__Work required__
A word-for-word copy of the records below is needed, without the images.

Dataset records
-.-.-
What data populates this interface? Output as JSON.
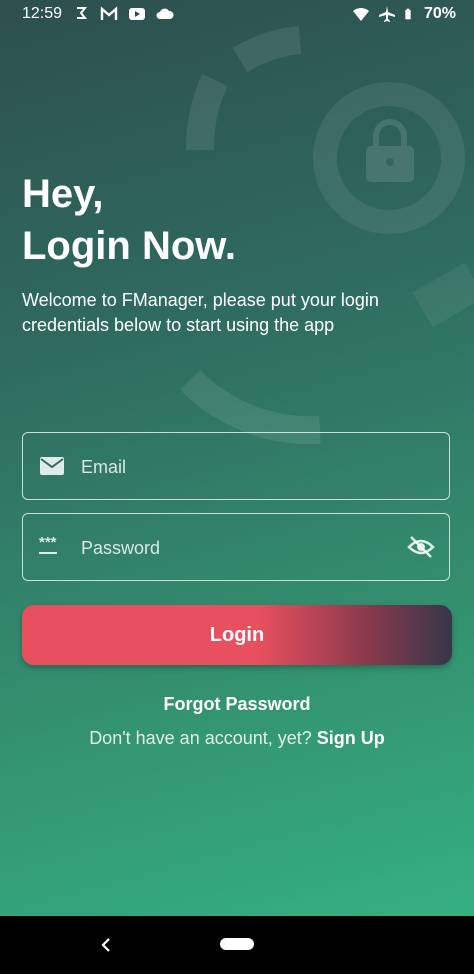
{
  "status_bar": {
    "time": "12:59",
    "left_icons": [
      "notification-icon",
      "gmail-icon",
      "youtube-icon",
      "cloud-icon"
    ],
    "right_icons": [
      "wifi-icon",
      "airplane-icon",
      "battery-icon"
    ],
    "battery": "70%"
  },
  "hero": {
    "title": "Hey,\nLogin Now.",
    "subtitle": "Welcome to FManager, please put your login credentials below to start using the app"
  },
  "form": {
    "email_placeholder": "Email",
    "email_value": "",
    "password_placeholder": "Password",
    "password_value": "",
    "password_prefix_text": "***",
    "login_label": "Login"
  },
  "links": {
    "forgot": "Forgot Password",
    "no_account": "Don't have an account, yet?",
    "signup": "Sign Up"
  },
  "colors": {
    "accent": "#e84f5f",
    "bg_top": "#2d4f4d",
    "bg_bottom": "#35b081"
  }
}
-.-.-
__Exercise answer__
What data populates this interface? Output as JSON.
{
  "status_bar": {
    "time": "12:59",
    "left_icons": [
      "notification-icon",
      "gmail-icon",
      "youtube-icon",
      "cloud-icon"
    ],
    "right_icons": [
      "wifi-icon",
      "airplane-icon",
      "battery-icon"
    ],
    "battery": "70%"
  },
  "hero": {
    "title": "Hey,\nLogin Now.",
    "subtitle": "Welcome to FManager, please put your login credentials below to start using the app"
  },
  "form": {
    "email_placeholder": "Email",
    "email_value": "",
    "password_placeholder": "Password",
    "password_value": "",
    "password_prefix_text": "***",
    "login_label": "Login"
  },
  "links": {
    "forgot": "Forgot Password",
    "no_account": "Don't have an account, yet?",
    "signup": "Sign Up"
  },
  "colors": {
    "accent": "#e84f5f",
    "bg_top": "#2d4f4d",
    "bg_bottom": "#35b081"
  }
}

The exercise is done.